Annie Phillips previously Williams nee Clark
On 7th November 1944 Annie Phillips drew her final earthly breath.
She was 84 years, 7 months and 20 days of age and she was my Great Grandmother.
Although I have no recollection of her face I remember being taken to visit her, a bedridden old lady, when I was very young. “Matilda” was the name given to a doll she made for me.
She was born Annie Clark and grew up in the lovely Cotswold town of Wotton Under Edge in Gloucestershire, U.K.
On Boxing Day 1888 she married George Williams, farmer, of Great House Farm, Llanllowell, Monmouthshire. Her brother, Charles, was a witness to the marriage. The newly-weds set sail on the Jumna for Queensland.
I imagine Annie experienced a range of emotions as she prepared to leave all that was familiar – excitement, anticipation and perhaps apprehension as she contemplated life in a new land.
She brought with her from the old country one custom that has become a family tradition. On the morning of New Year’s Day, pick a sprig, large or small, from a living shrub or tree, bring it indoors and keep it safe until next New Year’s morning. This bringing-in is a symbol of faith that there will always be something coming in during the year.
Annie and George arrived Brisbane on 4th February 1889 and George soon acquired land at North Pine. It was here their three children were born – Ethel May 1890, Benjamin George, born and died 1891, and Benjamin born 1892.
The North Pine land proved unsuitable for farming, so George relinquished it and selected 160 acres at Dulong. (Por. 96v) The land was covered with dense scrub and areas had to be cleared before income producing crops could be planted. The couple soon became part of the small, isolated community. George was the first Mailman for the Dulong district, walking to Nambour to collect, then deliver, mail for residents. He was Treasurer of the School Building Committee and Secretary of the Provisional School Committee.
Life was progressing satisfactorily for the Williams family when tragedy struck in May 1896. A tree, later found to be rotten, suddenly collapsed and fell on George, killing him instantly. It is not difficult to imagine Annie’s grief and devastation. Quite apart from grief at the loss of her loved husband, the future for widows such as Annie who had no extended family was very bleak. Remarriage was often the only option for survival. The inscription on George’s headstone in the old Nambour Cemetery reads “Not Forgotten” as Annie prepared to marry again.
She married Henry Phillips in 1897 and the Selection was transferred from George’s name to Annie’ s. She retained ownership of the land always while Henry owned the stock. She had, around that time, a four roomed house with iron roof.

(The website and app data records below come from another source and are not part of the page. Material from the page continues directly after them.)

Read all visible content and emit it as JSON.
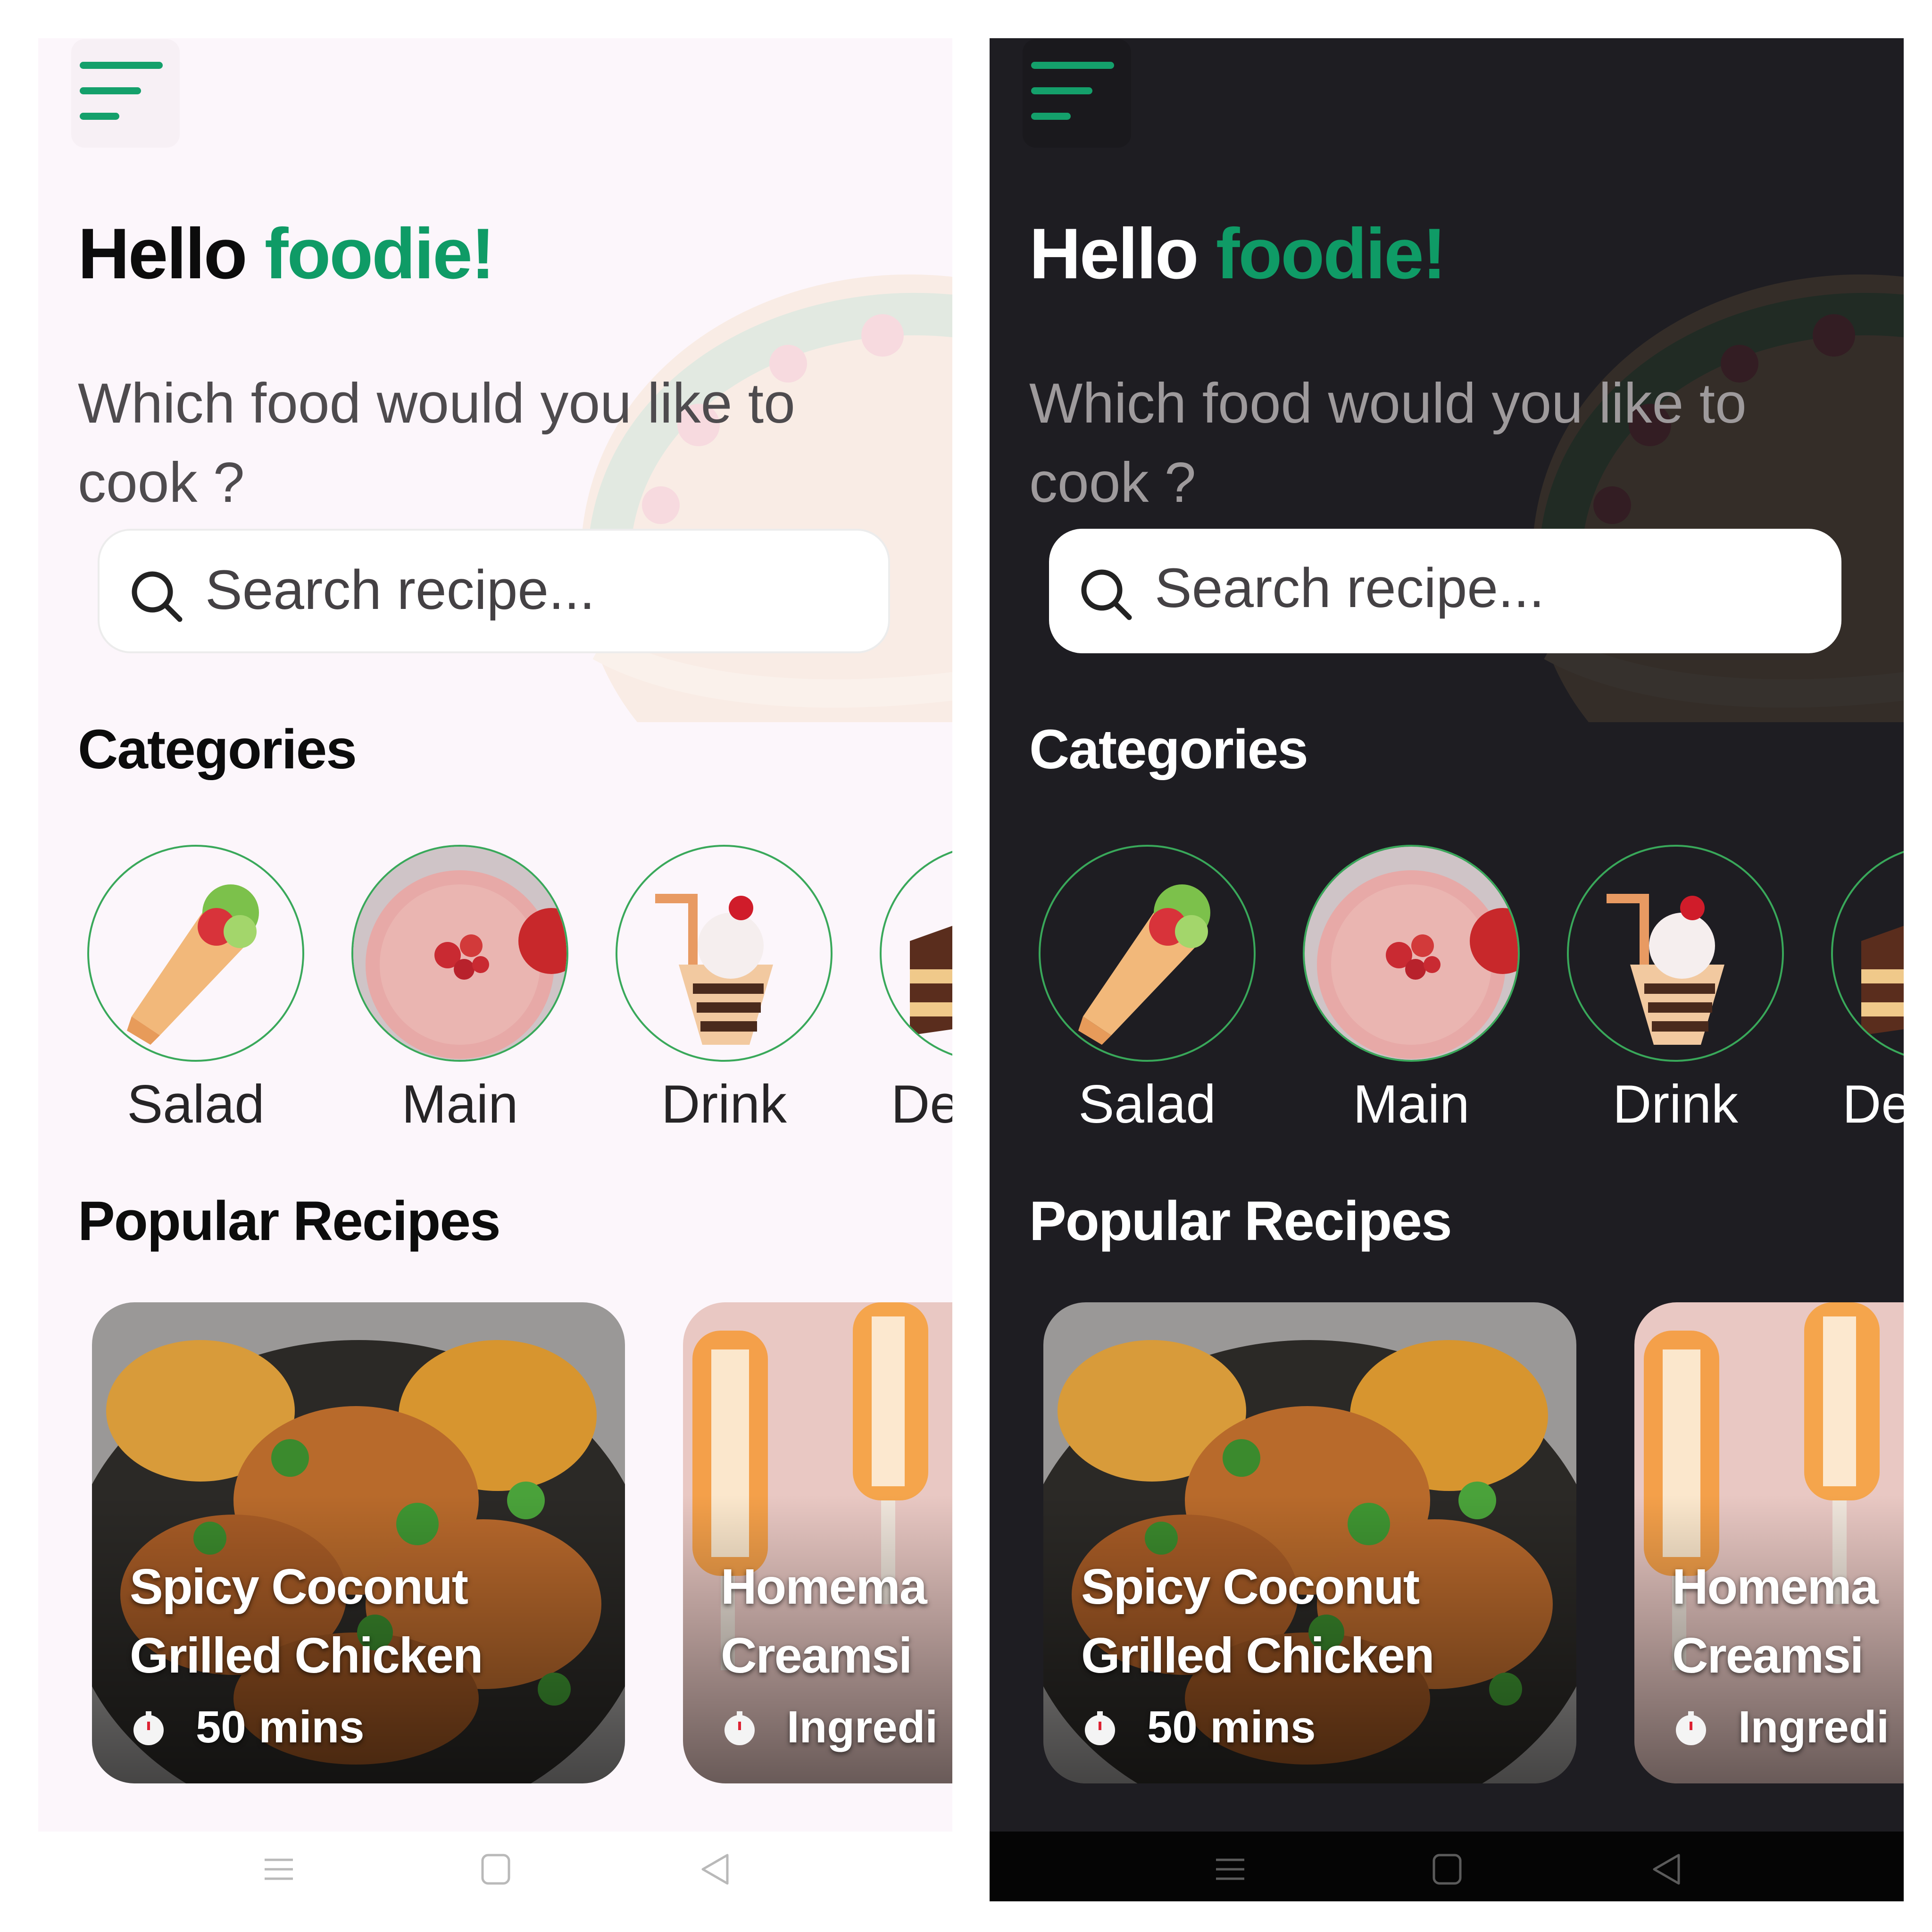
{
  "greeting": {
    "hello": "Hello",
    "accent": "foodie!"
  },
  "subtitle": "Which food would you like to cook ?",
  "search": {
    "placeholder": "Search recipe..."
  },
  "sections": {
    "categories": "Categories",
    "popular": "Popular Recipes"
  },
  "categories": [
    {
      "label": "Salad",
      "icon": "wrap-icon"
    },
    {
      "label": "Main",
      "icon": "smoothie-bowl-icon"
    },
    {
      "label": "Drink",
      "icon": "milkshake-icon"
    },
    {
      "label": "De",
      "icon": "cake-icon"
    }
  ],
  "recipes": [
    {
      "title": "Spicy Coconut\nGrilled Chicken",
      "meta": "50 mins"
    },
    {
      "title": "Homema\nCreamsi",
      "meta": "Ingredi"
    }
  ],
  "colors": {
    "accent": "#0f9b66",
    "border": "#39a85a",
    "light_bg": "#fcf6fb",
    "dark_bg": "#1e1d22"
  }
}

Annie and Henry had four children -Thomas Henry born 1897, Charles born 1900, William born 1901 and Florence Edith born 1903.
Bessie Smith and Annie Phillips on the steps of ‘Orange Grove’, Alf and Bessie Smith’s home on Western Road. Annie’s daughter, Ethel married Bessie’s son, Monty in 1913
When World War One was raging, Ben, son of Annie and George, enlisted. He was in training, based at the Exhibition Grounds in Brisbane when he contracted measles. Pneumonia followed, and he died in Brisbane Hospital in 1915.
The 1920’s brought further tragedy and loss. Charles Clark, Annie’s only sibling in Australia, had migrated to Queensland in 1903 and had obtained work in a Brisbane store. He committed suicide in 1923 while visiting Annie at the farm. This loss was succeeded, in 1925, by the death of son Charles following an operation in Brisbane Hospital. Then son William died in 1926, from a tree-felling accident.
Annie and Henry decided to retire in 1928 and were given a farewell evening by residents of the district. They moved to Blackall Terrace, Nambour, and son Tom, recently married to Audrey, managed the farm. Henry died in his sleep at Nambour in 1943 and is buried there, as are his sons and stepson, Ben.
Annie was a devout Christian. Mindful of the 4th Commandment, she was concerned that the men worked on the Sabbath.
One Grand-daughter loved to whistle but Annie always chided her; “not ladylike”, she decreed.
During her long life Annie experienced much sadness, but she also possessed much courage – courage to leave her homeland to make a new life in a strange land, to live a pioneer life of hardship and courage to overcome the losses she faced.
To her descendants, she leaves a legacy of strength and courage in adversity.
Maureen Glover (Great Grand-daughter)
NOTE: Phillips Road, Dulong is named for the Phillips family.